Climate anxiety, or anxiety caused by concern for the effects of climate change, was named the “biggest pop culture trend of 2019” by Grist magazine. Although some may be sceptical of its existence, climate anxiety is real, and it’s having a big impact on the young people of today.

With increased media coverage of events such as the United Nations COP26 summit and Extinction Rebellion protests, young people have been called to arms against global warming by inspiring young activists like Greta Thunberg. With increasing concern for the future, young people are frustrated and are demanding positive action against climate change. So, what is climate anxiety? How is it impacting mental health? And what can we do to support young people as they navigate an uncertain future?

What is climate anxiety?

Climate, or eco-anxiety, is anxiety caused by the perception of climate change. Ranging from a fear of losing homes to an existential concern for the future, climate anxiety can affect anyone who has an awareness of climate change. However, it seems to be particularly prevalent in young people.

When the Lancet surveyed 10,000 young people (aged 16-25) across the globe, 100% said they were worried about climate change, with 45% reporting that climate anxiety is having a negative impact on their daily life and functioning. Feeling sad, anxious, angry, powerless, helpless, and guilty, young people are incredibly worried about the future.

Perhaps they should be. Climate anxiety is not an unreasonable response to climate change. It may even be necessary to enact movement towards climate positive measures. However, when the anxiety becomes all-encompassing and is significantly impacting day-to-day life, measures should be put in place to manage the negative consequences.

Climate anxiety and mental health
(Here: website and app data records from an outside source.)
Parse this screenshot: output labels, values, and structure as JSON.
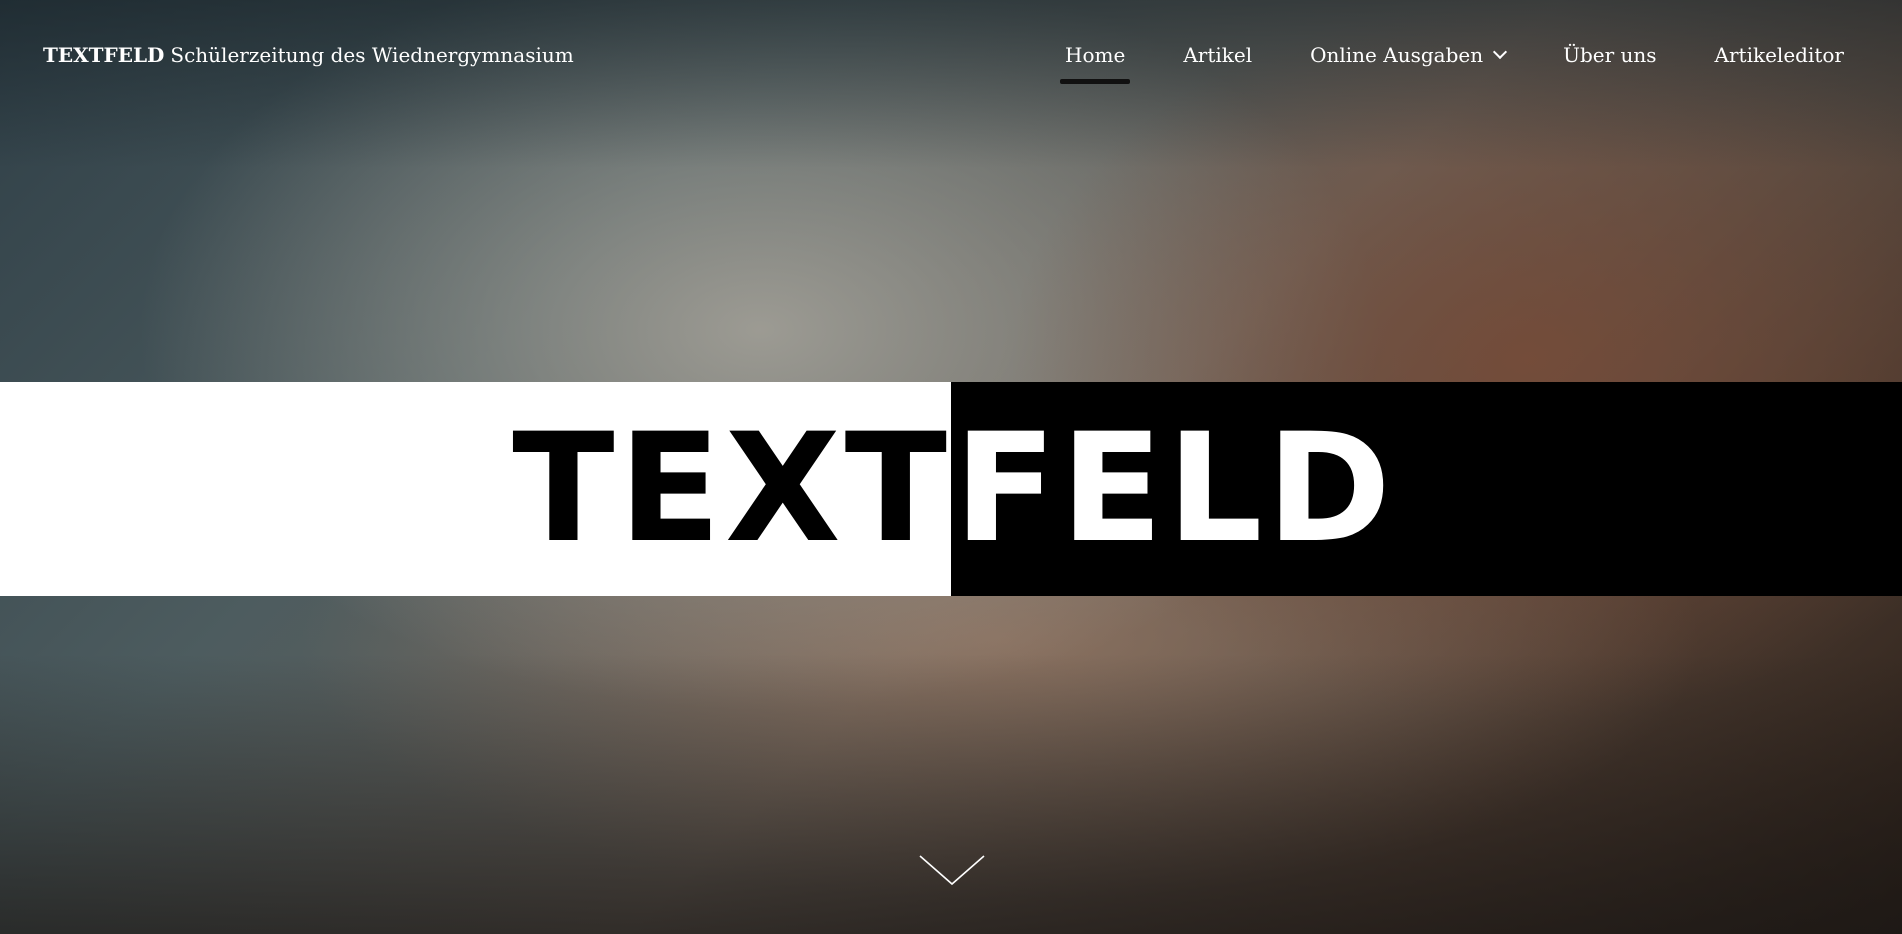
{
  "header": {
    "brand": "TEXTFELD",
    "tagline": "Schülerzeitung des Wiednergymnasium"
  },
  "nav": {
    "items": [
      {
        "label": "Home",
        "active": true
      },
      {
        "label": "Artikel"
      },
      {
        "label": "Online Ausgaben",
        "has_dropdown": true
      },
      {
        "label": "Über uns"
      },
      {
        "label": "Artikeleditor"
      }
    ],
    "dropdown_icon": "chevron-down-icon"
  },
  "hero": {
    "logo_left": "TEXT",
    "logo_right": "FELD",
    "scroll_icon": "chevron-down-icon"
  },
  "colors": {
    "band_left": "#ffffff",
    "band_right": "#000000",
    "nav_text": "#ffffff",
    "active_underline": "#111111"
  }
}
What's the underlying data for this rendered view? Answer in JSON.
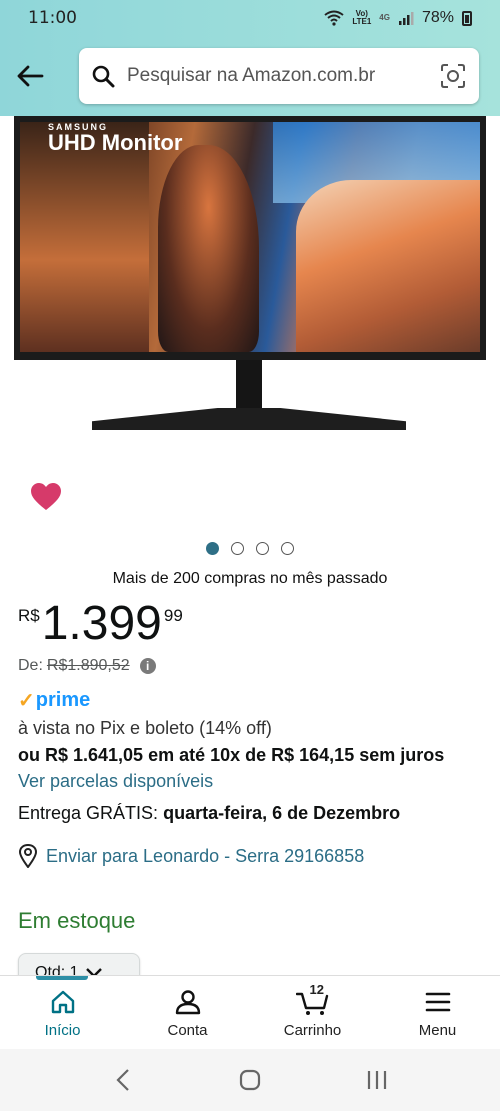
{
  "status": {
    "time": "11:00",
    "net_small": "Vo)",
    "net_tiny": "LTE1",
    "net_type": "4G",
    "battery": "78%"
  },
  "search": {
    "placeholder": "Pesquisar na Amazon.com.br"
  },
  "product": {
    "brand": "SAMSUNG",
    "model_text": "UHD Monitor",
    "image_count": 4,
    "active_image": 1,
    "bought_text": "Mais de 200 compras no mês passado",
    "price_symbol": "R$",
    "price_whole": "1.399",
    "price_cents": "99",
    "list_price_label": "De:",
    "list_price": "R$1.890,52",
    "prime_text": "prime",
    "pix_text": "à vista no Pix e boleto (14% off)",
    "installments_text": "ou R$ 1.641,05 em até 10x de R$ 164,15 sem juros",
    "see_installments": "Ver parcelas disponíveis",
    "delivery_prefix": "Entrega GRÁTIS:",
    "delivery_date": "quarta-feira, 6 de Dezembro",
    "ship_to": "Enviar para Leonardo - Serra 29166858",
    "stock": "Em estoque",
    "qty_label": "Qtd: 1"
  },
  "nav": {
    "items": [
      {
        "label": "Início",
        "icon": "home-icon"
      },
      {
        "label": "Conta",
        "icon": "user-icon"
      },
      {
        "label": "Carrinho",
        "icon": "cart-icon"
      },
      {
        "label": "Menu",
        "icon": "menu-icon"
      }
    ],
    "cart_count": "12"
  },
  "colors": {
    "header": "#8fd6d9",
    "link": "#2b6d86",
    "stock": "#2e7d32",
    "heart": "#d63a6a",
    "prime": "#1a98ff"
  }
}
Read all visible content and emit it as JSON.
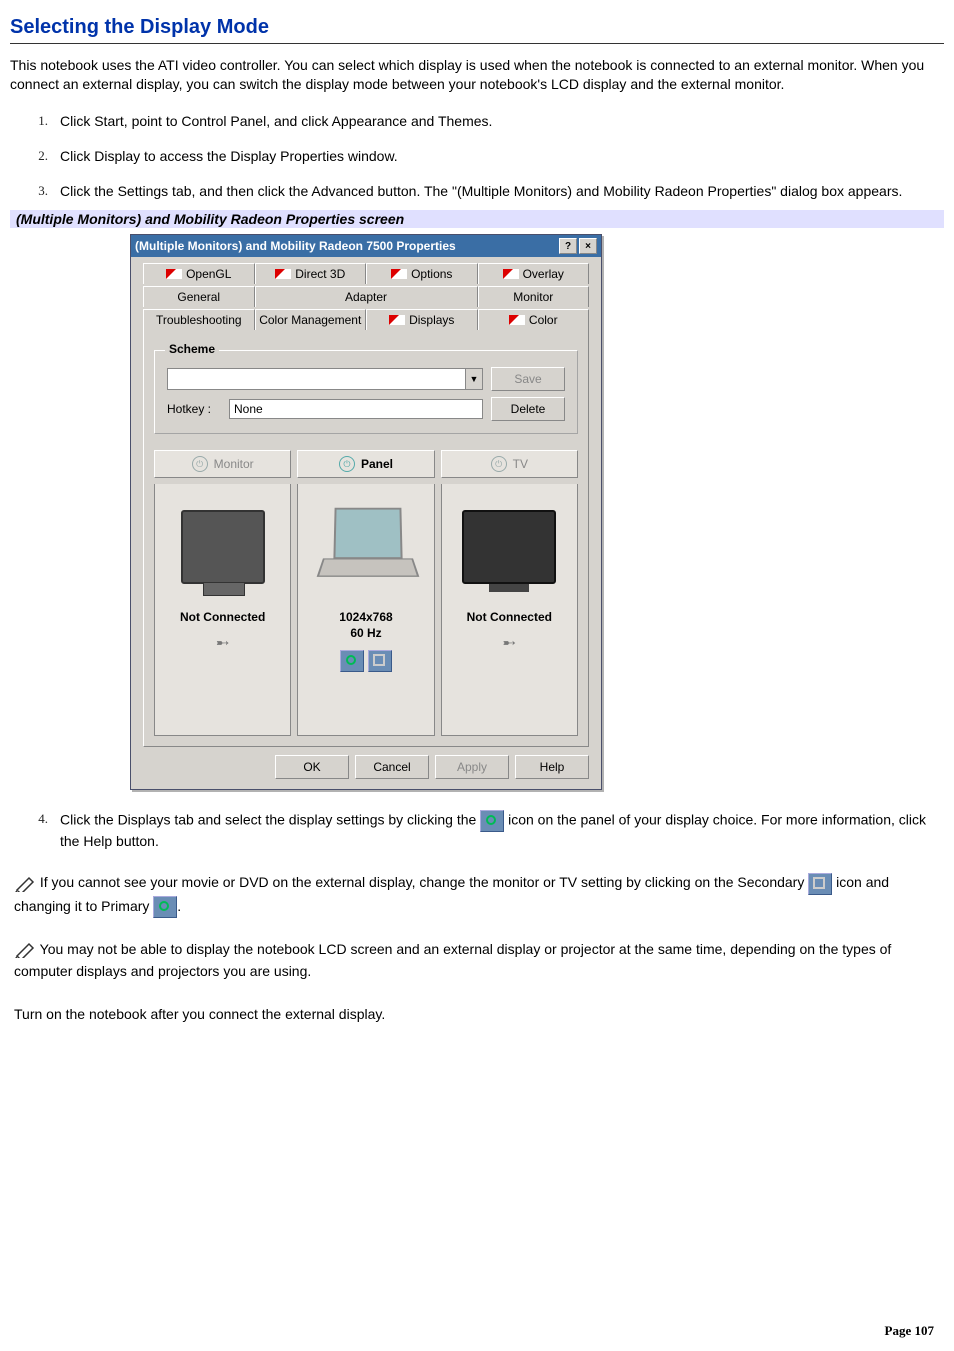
{
  "section_title": "Selecting the Display Mode",
  "intro": "This notebook uses the ATI video controller. You can select which display is used when the notebook is connected to an external monitor. When you connect an external display, you can switch the display mode between your notebook's LCD display and the external monitor.",
  "steps": {
    "s1": "Click Start, point to Control Panel, and click Appearance and Themes.",
    "s2": "Click Display to access the Display Properties window.",
    "s3": "Click the Settings tab, and then click the Advanced button. The \"(Multiple Monitors) and Mobility Radeon Properties\" dialog box appears.",
    "s4a": "Click the Displays tab and select the display settings by clicking the ",
    "s4b": " icon on the panel of your display choice. For more information, click the Help button."
  },
  "figure_caption": "(Multiple Monitors) and Mobility Radeon Properties screen",
  "note1": {
    "a": " If you cannot see your movie or DVD on the external display, change the monitor or TV setting by clicking on the Secondary ",
    "b": " icon and changing it to Primary "
  },
  "note2": "    You may not be able to display the notebook LCD screen and an external display or projector at the same time, depending on the types of computer displays and projectors you are using.",
  "note3": "Turn on the notebook after you connect the external display.",
  "page_footer": "Page 107",
  "dialog": {
    "title": "(Multiple Monitors) and Mobility Radeon 7500 Properties",
    "help_btn": "?",
    "close_btn": "×",
    "tabs_row1": {
      "t1": "OpenGL",
      "t2": "Direct 3D",
      "t3": "Options",
      "t4": "Overlay"
    },
    "tabs_row2": {
      "t1": "General",
      "t2": "Adapter",
      "t3": "Monitor"
    },
    "tabs_row3": {
      "t1": "Troubleshooting",
      "t2": "Color Management",
      "t3": "Displays",
      "t4": "Color"
    },
    "scheme_legend": "Scheme",
    "hotkey_label": "Hotkey :",
    "hotkey_value": "None",
    "save_btn": "Save",
    "delete_btn": "Delete",
    "targets": {
      "monitor": {
        "title": "Monitor",
        "status": "Not Connected"
      },
      "panel": {
        "title": "Panel",
        "res": "1024x768",
        "hz": "60 Hz"
      },
      "tv": {
        "title": "TV",
        "status": "Not Connected"
      }
    },
    "bottom": {
      "ok": "OK",
      "cancel": "Cancel",
      "apply": "Apply",
      "help": "Help"
    }
  }
}
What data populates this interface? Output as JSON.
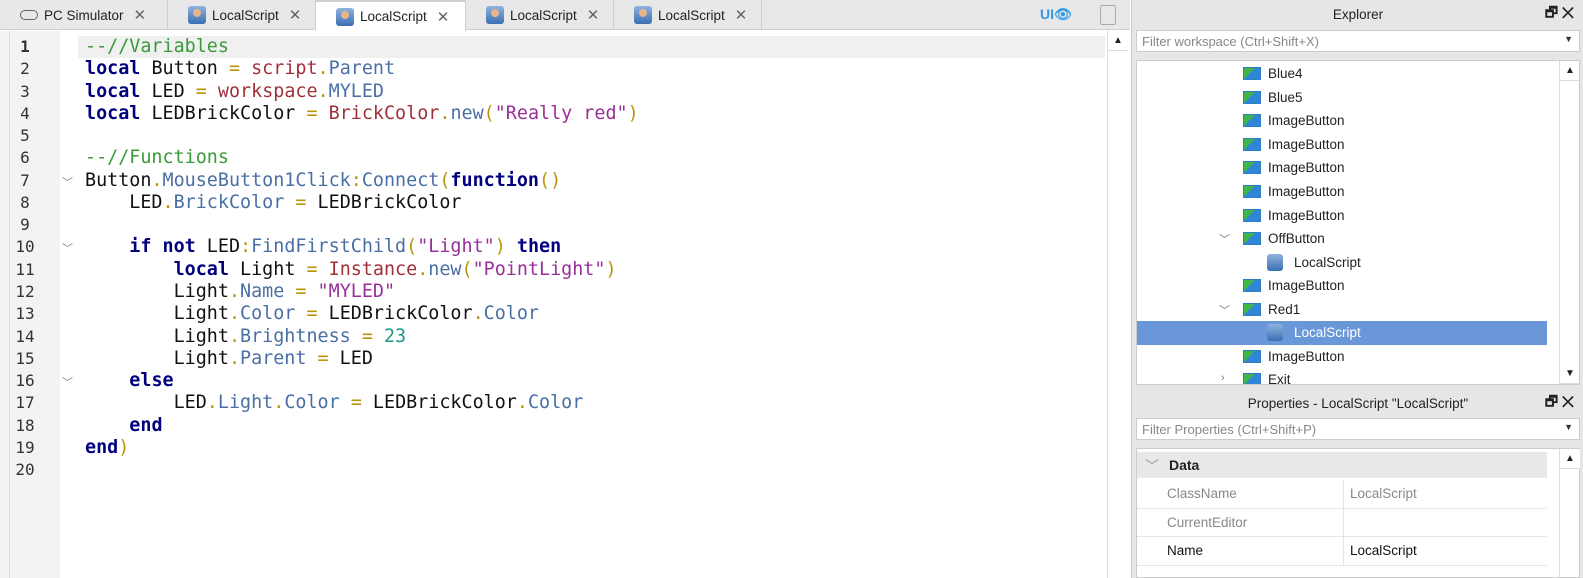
{
  "tabs": [
    {
      "label": "PC Simulator",
      "icon": "cloud-icon"
    },
    {
      "label": "LocalScript",
      "icon": "localscript-icon"
    },
    {
      "label": "LocalScript",
      "icon": "localscript-icon",
      "active": true
    },
    {
      "label": "LocalScript",
      "icon": "localscript-icon"
    },
    {
      "label": "LocalScript",
      "icon": "localscript-icon"
    }
  ],
  "toolbar": {
    "ui_label": "UI👁"
  },
  "editor": {
    "current_line": 1,
    "fold_lines": [
      7,
      10,
      16
    ],
    "lines": [
      [
        [
          "cm",
          "--//Variables"
        ]
      ],
      [
        [
          "kw",
          "local"
        ],
        [
          "id",
          " Button "
        ],
        [
          "op",
          "="
        ],
        [
          "id",
          " "
        ],
        [
          "glob",
          "script"
        ],
        [
          "op",
          "."
        ],
        [
          "prop",
          "Parent"
        ]
      ],
      [
        [
          "kw",
          "local"
        ],
        [
          "id",
          " LED "
        ],
        [
          "op",
          "="
        ],
        [
          "id",
          " "
        ],
        [
          "glob",
          "workspace"
        ],
        [
          "op",
          "."
        ],
        [
          "prop",
          "MYLED"
        ]
      ],
      [
        [
          "kw",
          "local"
        ],
        [
          "id",
          " LEDBrickColor "
        ],
        [
          "op",
          "="
        ],
        [
          "id",
          " "
        ],
        [
          "glob",
          "BrickColor"
        ],
        [
          "op",
          "."
        ],
        [
          "prop",
          "new"
        ],
        [
          "op",
          "("
        ],
        [
          "str",
          "\"Really red\""
        ],
        [
          "op",
          ")"
        ]
      ],
      [],
      [
        [
          "cm",
          "--//Functions"
        ]
      ],
      [
        [
          "id",
          "Button"
        ],
        [
          "op",
          "."
        ],
        [
          "prop",
          "MouseButton1Click"
        ],
        [
          "op",
          ":"
        ],
        [
          "prop",
          "Connect"
        ],
        [
          "op",
          "("
        ],
        [
          "kw",
          "function"
        ],
        [
          "op",
          "()"
        ]
      ],
      [
        [
          "id",
          "    LED"
        ],
        [
          "op",
          "."
        ],
        [
          "prop",
          "BrickColor"
        ],
        [
          "id",
          " "
        ],
        [
          "op",
          "="
        ],
        [
          "id",
          " LEDBrickColor"
        ]
      ],
      [],
      [
        [
          "id",
          "    "
        ],
        [
          "kw",
          "if not"
        ],
        [
          "id",
          " LED"
        ],
        [
          "op",
          ":"
        ],
        [
          "prop",
          "FindFirstChild"
        ],
        [
          "op",
          "("
        ],
        [
          "str",
          "\"Light\""
        ],
        [
          "op",
          ")"
        ],
        [
          "id",
          " "
        ],
        [
          "kw",
          "then"
        ]
      ],
      [
        [
          "id",
          "        "
        ],
        [
          "kw",
          "local"
        ],
        [
          "id",
          " Light "
        ],
        [
          "op",
          "="
        ],
        [
          "id",
          " "
        ],
        [
          "glob",
          "Instance"
        ],
        [
          "op",
          "."
        ],
        [
          "prop",
          "new"
        ],
        [
          "op",
          "("
        ],
        [
          "str",
          "\"PointLight\""
        ],
        [
          "op",
          ")"
        ]
      ],
      [
        [
          "id",
          "        Light"
        ],
        [
          "op",
          "."
        ],
        [
          "prop",
          "Name"
        ],
        [
          "id",
          " "
        ],
        [
          "op",
          "="
        ],
        [
          "id",
          " "
        ],
        [
          "str",
          "\"MYLED\""
        ]
      ],
      [
        [
          "id",
          "        Light"
        ],
        [
          "op",
          "."
        ],
        [
          "prop",
          "Color"
        ],
        [
          "id",
          " "
        ],
        [
          "op",
          "="
        ],
        [
          "id",
          " LEDBrickColor"
        ],
        [
          "op",
          "."
        ],
        [
          "prop",
          "Color"
        ]
      ],
      [
        [
          "id",
          "        Light"
        ],
        [
          "op",
          "."
        ],
        [
          "prop",
          "Brightness"
        ],
        [
          "id",
          " "
        ],
        [
          "op",
          "="
        ],
        [
          "id",
          " "
        ],
        [
          "num",
          "23"
        ]
      ],
      [
        [
          "id",
          "        Light"
        ],
        [
          "op",
          "."
        ],
        [
          "prop",
          "Parent"
        ],
        [
          "id",
          " "
        ],
        [
          "op",
          "="
        ],
        [
          "id",
          " LED"
        ]
      ],
      [
        [
          "id",
          "    "
        ],
        [
          "kw",
          "else"
        ]
      ],
      [
        [
          "id",
          "        LED"
        ],
        [
          "op",
          "."
        ],
        [
          "prop",
          "Light"
        ],
        [
          "op",
          "."
        ],
        [
          "prop",
          "Color"
        ],
        [
          "id",
          " "
        ],
        [
          "op",
          "="
        ],
        [
          "id",
          " LEDBrickColor"
        ],
        [
          "op",
          "."
        ],
        [
          "prop",
          "Color"
        ]
      ],
      [
        [
          "id",
          "    "
        ],
        [
          "kw",
          "end"
        ]
      ],
      [
        [
          "kw",
          "end"
        ],
        [
          "op",
          ")"
        ]
      ],
      []
    ]
  },
  "explorer": {
    "title": "Explorer",
    "filter_placeholder": "Filter workspace (Ctrl+Shift+X)",
    "items": [
      {
        "label": "Blue4",
        "icon": "image-icon",
        "level": 0
      },
      {
        "label": "Blue5",
        "icon": "image-icon",
        "level": 0
      },
      {
        "label": "ImageButton",
        "icon": "image-icon",
        "level": 0
      },
      {
        "label": "ImageButton",
        "icon": "image-icon",
        "level": 0
      },
      {
        "label": "ImageButton",
        "icon": "image-icon",
        "level": 0
      },
      {
        "label": "ImageButton",
        "icon": "image-icon",
        "level": 0
      },
      {
        "label": "ImageButton",
        "icon": "image-icon",
        "level": 0
      },
      {
        "label": "OffButton",
        "icon": "image-icon",
        "level": 0,
        "expanded": true
      },
      {
        "label": "LocalScript",
        "icon": "localscript-icon",
        "level": 1
      },
      {
        "label": "ImageButton",
        "icon": "image-icon",
        "level": 0
      },
      {
        "label": "Red1",
        "icon": "image-icon",
        "level": 0,
        "expanded": true
      },
      {
        "label": "LocalScript",
        "icon": "localscript-icon",
        "level": 1,
        "selected": true
      },
      {
        "label": "ImageButton",
        "icon": "image-icon",
        "level": 0
      },
      {
        "label": "Exit",
        "icon": "image-icon",
        "level": 0,
        "collapsed": true
      }
    ]
  },
  "properties": {
    "title": "Properties - LocalScript \"LocalScript\"",
    "filter_placeholder": "Filter Properties (Ctrl+Shift+P)",
    "section": "Data",
    "rows": [
      {
        "name": "ClassName",
        "value": "LocalScript"
      },
      {
        "name": "CurrentEditor",
        "value": ""
      },
      {
        "name": "Name",
        "value": "LocalScript",
        "editable": true
      }
    ]
  }
}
Climate change is having both direct and indirect effects on young people’s mental health. While increased natural disasters (e.g., wildfires, droughts, hurricanes, heatwaves) can be directly associated with Post-Traumatic Stress Disorder (PTSD), anxiety, depression, and/or substance abuse, the uncertainties associated with climate change may also interfere with a young person’s sense of security and purpose.

Someone experiencing climate anxiety may feel worried, nervous, or scared for the future. They may also experience low mood related to feelings of hopelessness and/or powerlessness. While these difficulties can develop into a disorder, in most cases, they can be managed at home:

If you’re a parent/carer:

If you’re a young person:

Further information

Article date 26th September 2022

Article written by Imogen Clifford, Assistant Psychologist, Bristol CBT Clinic